The senate will support new revenues only when it is proven to be in the best interest of Alaskans as whole, not just their government.

Senator Pete Kelly, a Republican from Fairbanks, is President of the Alaska State Senate.

More in Opinion

This image available under the Creative Commons license shows the outline of the state of Alaska filled with the pattern of the state flag.
Opinion: Bringing broadband to all Alaskans

Too many Alaskans face barriers accessing the internet.

This photo shows a stack of pocket constitutions at the Alaska State Capitol. (Peter Segall / Juneau Empire File)
Opinion: Join us in voting against a constitutional convention

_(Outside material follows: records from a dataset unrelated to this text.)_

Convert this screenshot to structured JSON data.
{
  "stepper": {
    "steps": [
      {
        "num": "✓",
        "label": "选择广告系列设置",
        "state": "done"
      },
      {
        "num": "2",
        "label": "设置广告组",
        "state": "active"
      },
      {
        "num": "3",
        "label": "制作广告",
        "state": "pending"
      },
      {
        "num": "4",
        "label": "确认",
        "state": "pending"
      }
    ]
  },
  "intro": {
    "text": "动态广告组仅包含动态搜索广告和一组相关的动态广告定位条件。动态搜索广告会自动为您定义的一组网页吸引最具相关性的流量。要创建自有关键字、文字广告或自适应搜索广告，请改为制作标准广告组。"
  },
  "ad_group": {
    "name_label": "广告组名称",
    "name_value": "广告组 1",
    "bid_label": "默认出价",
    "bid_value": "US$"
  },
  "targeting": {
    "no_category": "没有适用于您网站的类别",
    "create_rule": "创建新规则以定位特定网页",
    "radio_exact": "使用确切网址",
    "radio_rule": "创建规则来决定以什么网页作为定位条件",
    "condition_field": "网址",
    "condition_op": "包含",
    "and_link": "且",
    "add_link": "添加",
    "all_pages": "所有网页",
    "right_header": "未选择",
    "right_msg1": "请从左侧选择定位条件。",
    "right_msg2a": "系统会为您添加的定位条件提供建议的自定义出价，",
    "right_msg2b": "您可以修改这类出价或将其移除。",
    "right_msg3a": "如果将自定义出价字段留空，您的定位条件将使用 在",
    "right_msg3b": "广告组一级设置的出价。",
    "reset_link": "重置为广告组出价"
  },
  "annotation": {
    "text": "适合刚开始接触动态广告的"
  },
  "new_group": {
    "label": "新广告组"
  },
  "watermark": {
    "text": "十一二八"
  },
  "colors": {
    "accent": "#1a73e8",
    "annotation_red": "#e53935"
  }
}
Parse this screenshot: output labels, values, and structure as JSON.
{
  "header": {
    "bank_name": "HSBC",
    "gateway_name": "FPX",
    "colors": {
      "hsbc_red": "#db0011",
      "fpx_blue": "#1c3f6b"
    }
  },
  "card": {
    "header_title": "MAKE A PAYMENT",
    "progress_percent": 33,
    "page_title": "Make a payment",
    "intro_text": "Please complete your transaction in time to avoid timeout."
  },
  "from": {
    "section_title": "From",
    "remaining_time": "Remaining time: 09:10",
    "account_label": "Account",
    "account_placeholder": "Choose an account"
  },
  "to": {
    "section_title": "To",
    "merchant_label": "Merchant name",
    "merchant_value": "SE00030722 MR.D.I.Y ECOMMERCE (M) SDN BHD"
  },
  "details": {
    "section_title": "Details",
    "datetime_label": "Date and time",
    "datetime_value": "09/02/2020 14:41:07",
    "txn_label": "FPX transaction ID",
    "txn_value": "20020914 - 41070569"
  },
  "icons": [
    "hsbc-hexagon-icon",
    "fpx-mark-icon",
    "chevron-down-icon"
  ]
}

Voting no on a constitutional convention is vital to the well-being and stability of our state.

Michael O’Meara.
Point of View: Tell BOEM how you feel

It seems like BOEM should prioritize input from people most likely to be affected if leases are sold

The State of Alaska, Department of Administration, Office of Information Technology webpage. (Screenshot/oit.alaska.gov)
Cloud migration now underway will strengthen, enhance State IT systems

At the most basic level, cloud computing is the delivery of computing services remotely

Jessica Cook, left, and Les Gara stand in The Peninsula Clarion’s offices on Thursday, June 30, 2022, in Kenai, Alaska. (Ashlyn O’Hara/Peninsula Clarion)
Alaska Voices: Better schools for a better economy

We need leaders who care about our children’s futures

A resident casts their vote in the regular municipal election Tuesday, Oct. 6, 2020, at the Kenai Peninsula Fairgrounds in Ninilchik, Alaska. (Photo by Megan Pacer/Homer News)
Voices of the Peninsula: This is our borough and city

By Therese Lewandowski Another election already? Yes! This is our local elections… Continue reading

The Alaska Permanent Fund Corporation building is seen in Juneau, Alaska, in March 2022. (Michael S. Lockett / Juneau Empire)
Opinion: APFC keeps steady keel during turbulent year

FY2022 was a challenging year for all investors

Homer Foundation
Point of View: Nonprofits provide essential services not provided by cities

By our count, nonprofits provide more than 100 jobs to our communities

t
Opinion: Don’t get scammed like I nearly did

I should have just turned off the computer.

Kenai Peninsula Borough Mayor Charlie Pierce campaigns for governor as he walks in the 65th annual Soldotna Progress Days Parade on Saturday, July 23, 2022 in Soldotna, Alaska. Pierce resigned as borough mayor effective Sept. 30, 2022, to focus on his gubernatorial campaign. (Ashlyn O’Hara/Peninsula Clarion)
Voices of the Peninsula: ‘It has been an honor to serve’

Borough mayor gives send-off ahead of departure

Gov. Mike Dunleavy announces Friday, July 15, 2022, that 2022 most PFD payments will be distributed on Sept. 20, 2022. (Screenshot)
Opinion: A historic PFD still leaves work to be done

It is important to remember the dividend is not, and has never been, a welfare payment